7 Noah Noah
Abigail Abigail
8 Daniel Daniel
Madison Madison
9 Aiden Stephen Yes Chloe Chloe
10 Anthony Anthony
Mia Nina Yes

100 Brian Brian
Rachel Rachel
101 Bentley Bentley
Mya Maye Yes
102 Alejandro Alejandra Yes Rylee Riley Yes
103 Sean Sean
Katelyn Caitlin Yes
104 Nolan Nolan
Ellie Ellie
105 Riley Riley
Isabelle Isabel Yes
106 Kaden Kayden, Yes Vanessa Vanessa
107 Kyle L Yes Lilly Lily Yes
108 Micah Mica Yes London London
109 Vincent Vincent
Mary Mary
110 Antonio Antonia Yes Kennedy Kennedy

250 Corbin Corbin
Alondra A longer Yes
251 Simon Simon
Jazmin jazzman Yes
252 Clayton Clayton
Breanna Rihanna Yes
253 Myles Miles Yes Quinn Quinn
254 Xander Xander
Christina Christina
255 Dante Dante
Kyla Kyler Yes
256 Erik Eric Yes Adalyn paddling Yes
257 Rafael Rafael
Fiona Fiona
258 Martin Martin
Kaydence cadence Yes
259 Dominick Dominick
Allyson Alison Yes

In general, it did better than I expected, and may do better still with additional training on my part. Homophones will surely give the software fits, though. It claims to be context-aware, which may be why it did so well on these name lists. But unless you're planning on writing about a longer jazzman named Breanna Jazmin, search/replace should be your friend.

Saturday, October 1, 2011

Bannation For The Win

One month to NaNoWriMo, and I have had a brilliant idea. October first marks the end of this year's national Banned Books Week, a time to think about all the books that have been denounced due to theme or content or because they upset one group or another. The local library and bookstores always set up a big display of the titles. "READ A BANNED BOOK TODAY" they say.

Guys, this is a total win.

Having trouble thinking up ideas for your book this year? Totally aim to get on the banned list. With a little work on your part, you can be sure that somebody, somewhere, will be upset enough to make a big public stink about it. Maybe, if you're lucky, they'll even hold a bonfire. Bonfires make great TV.

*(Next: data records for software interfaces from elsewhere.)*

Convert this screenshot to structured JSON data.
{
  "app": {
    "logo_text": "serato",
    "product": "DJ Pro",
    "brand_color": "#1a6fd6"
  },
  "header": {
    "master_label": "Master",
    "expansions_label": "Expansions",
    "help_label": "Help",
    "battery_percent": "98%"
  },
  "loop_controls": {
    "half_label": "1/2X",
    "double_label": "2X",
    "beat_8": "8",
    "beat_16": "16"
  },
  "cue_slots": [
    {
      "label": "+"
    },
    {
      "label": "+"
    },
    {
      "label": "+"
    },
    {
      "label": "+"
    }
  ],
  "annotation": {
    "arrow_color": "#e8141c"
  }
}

Struggling with being literary? Having trouble being refined and classy? Pfft. Write something titillating or shocking or just plain depraved and wait for fame to come knocking.